Tuesday, January 28, 2014

Changes to NH Advanced Directives

The New Hampshire legislation has enacted changes to advanced directives relating to medically administered nutrition and hydration. These changes became effective on January 1, 2014. 

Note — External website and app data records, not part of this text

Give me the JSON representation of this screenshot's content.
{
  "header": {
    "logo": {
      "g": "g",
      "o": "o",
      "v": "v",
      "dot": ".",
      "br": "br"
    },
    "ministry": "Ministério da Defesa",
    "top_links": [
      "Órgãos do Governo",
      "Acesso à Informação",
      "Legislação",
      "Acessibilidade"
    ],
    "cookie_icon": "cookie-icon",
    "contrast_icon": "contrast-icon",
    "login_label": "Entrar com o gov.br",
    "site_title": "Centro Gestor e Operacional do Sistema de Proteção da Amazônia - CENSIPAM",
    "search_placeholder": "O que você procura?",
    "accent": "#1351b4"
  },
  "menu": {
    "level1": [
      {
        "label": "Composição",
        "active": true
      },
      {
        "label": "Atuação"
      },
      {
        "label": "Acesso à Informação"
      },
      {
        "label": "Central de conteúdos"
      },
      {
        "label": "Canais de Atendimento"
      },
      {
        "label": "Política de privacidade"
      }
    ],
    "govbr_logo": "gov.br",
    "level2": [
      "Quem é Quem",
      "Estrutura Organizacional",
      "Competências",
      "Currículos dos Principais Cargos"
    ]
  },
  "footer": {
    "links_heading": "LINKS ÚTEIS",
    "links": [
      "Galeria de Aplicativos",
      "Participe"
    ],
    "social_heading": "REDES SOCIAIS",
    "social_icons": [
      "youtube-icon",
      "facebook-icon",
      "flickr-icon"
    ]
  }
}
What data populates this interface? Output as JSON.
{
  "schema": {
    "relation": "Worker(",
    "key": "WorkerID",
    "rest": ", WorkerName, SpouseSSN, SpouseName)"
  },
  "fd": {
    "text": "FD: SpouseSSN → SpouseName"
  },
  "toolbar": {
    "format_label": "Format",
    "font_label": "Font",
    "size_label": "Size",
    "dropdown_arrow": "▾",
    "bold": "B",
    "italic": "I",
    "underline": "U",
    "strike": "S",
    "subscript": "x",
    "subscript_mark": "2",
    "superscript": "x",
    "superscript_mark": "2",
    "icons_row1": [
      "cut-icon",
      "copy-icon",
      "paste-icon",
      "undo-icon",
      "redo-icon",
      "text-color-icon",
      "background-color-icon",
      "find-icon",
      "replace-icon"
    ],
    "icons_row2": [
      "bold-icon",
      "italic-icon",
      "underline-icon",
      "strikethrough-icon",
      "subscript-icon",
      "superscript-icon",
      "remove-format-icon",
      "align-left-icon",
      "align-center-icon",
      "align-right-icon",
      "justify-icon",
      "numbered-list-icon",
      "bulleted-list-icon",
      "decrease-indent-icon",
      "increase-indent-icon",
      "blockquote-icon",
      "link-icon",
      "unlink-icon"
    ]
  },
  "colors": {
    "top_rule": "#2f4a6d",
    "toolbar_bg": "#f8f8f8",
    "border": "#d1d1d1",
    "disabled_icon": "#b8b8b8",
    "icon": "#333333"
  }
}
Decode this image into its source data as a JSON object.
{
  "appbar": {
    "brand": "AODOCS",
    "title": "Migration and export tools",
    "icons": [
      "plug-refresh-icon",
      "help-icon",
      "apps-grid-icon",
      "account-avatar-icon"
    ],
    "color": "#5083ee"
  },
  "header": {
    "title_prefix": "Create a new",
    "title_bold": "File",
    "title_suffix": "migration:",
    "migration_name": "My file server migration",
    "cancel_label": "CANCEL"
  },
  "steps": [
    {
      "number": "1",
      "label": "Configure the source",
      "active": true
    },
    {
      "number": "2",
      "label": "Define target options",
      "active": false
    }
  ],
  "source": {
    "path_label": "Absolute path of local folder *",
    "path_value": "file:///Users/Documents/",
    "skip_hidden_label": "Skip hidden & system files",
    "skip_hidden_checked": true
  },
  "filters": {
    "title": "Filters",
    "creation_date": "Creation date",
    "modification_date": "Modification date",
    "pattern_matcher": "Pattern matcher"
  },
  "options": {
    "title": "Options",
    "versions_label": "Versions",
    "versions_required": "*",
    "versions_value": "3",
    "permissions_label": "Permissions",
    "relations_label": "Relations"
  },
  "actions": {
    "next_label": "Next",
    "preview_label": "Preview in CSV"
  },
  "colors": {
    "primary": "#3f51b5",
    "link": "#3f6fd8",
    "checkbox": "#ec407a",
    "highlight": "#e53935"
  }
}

The intent of the legislature was to clarify the definition of medically administered nutrition and hydration and include it under the definition of life sustaining treatment. 
Unfortunately, while life sustaining treatment is defined to include medically administered nutrition and hydration in the statute, medically administered nutrition and hydration is not included on the definition on the proposed new advanced directive form. Furthermore, the legislature inadvertently neglected to change the disclosure form which specifically states that if you want to give your health care agent the power to withhold or withdraw medically administered nutrition and hydration, you must say so in your directive. Otherwise, your health care agent will not be able to direct that. This is problematic since a question relating to medically administered nutrition and hydration does not exist on the new health care power of attorney.                                          To resolve these issues, it is thought that the legislature will be making further changes to the statute in its upcoming session. For these reasons, we have modified our advanced directives slightly, but until the legislature addresses the present ambiguity and conflict in the statute, our advanced directives still include a question that specifically addresses medically administered nutrition and hydration.                                            We will continue to keep you updated.

Thursday, January 2, 2014

Caregiver Questions?

As noted in our previous post, holidays or the beginning of a New Year are often good times to initiate conversations with loved ones about difficult topics, one of which is end of life wishes.

Here are a few ideas about important issues you might want to discuss:
  1. These end of life wishes may include: Who should make the decisions regarding health care/financial matters when your loved one cannot? What medical treatments are acceptable? What are not? Whether or not your loved one wants to be resuscitated? Where your loved one wants to be in the event of a terminal illness?
  2. Ensure that your loved one executes a health care power of attorney and financial power of attorney. If he/she already has these documents, they should be reviewed by an elder law attorney to ensure that they are in order.
  3. How does your loved one want his or her assets to be distributed after death? Are the assets titled appropriately? Have steps been taken to minimize probate upon death? Are they consistent with your loved one's wishes? What is important to your loved one? Simplicity? Protecting his/her spouse? Providing an inheritance for children? Protecting a special needs beneficiary? Other concerns?
Questions relating to end of life topics can also be initiated by an elder law attorney. Our office, when possible, encourages family meetings so that everyone is on the same page. We find that good communication can often alleviate conflict and make planning easier for all involved.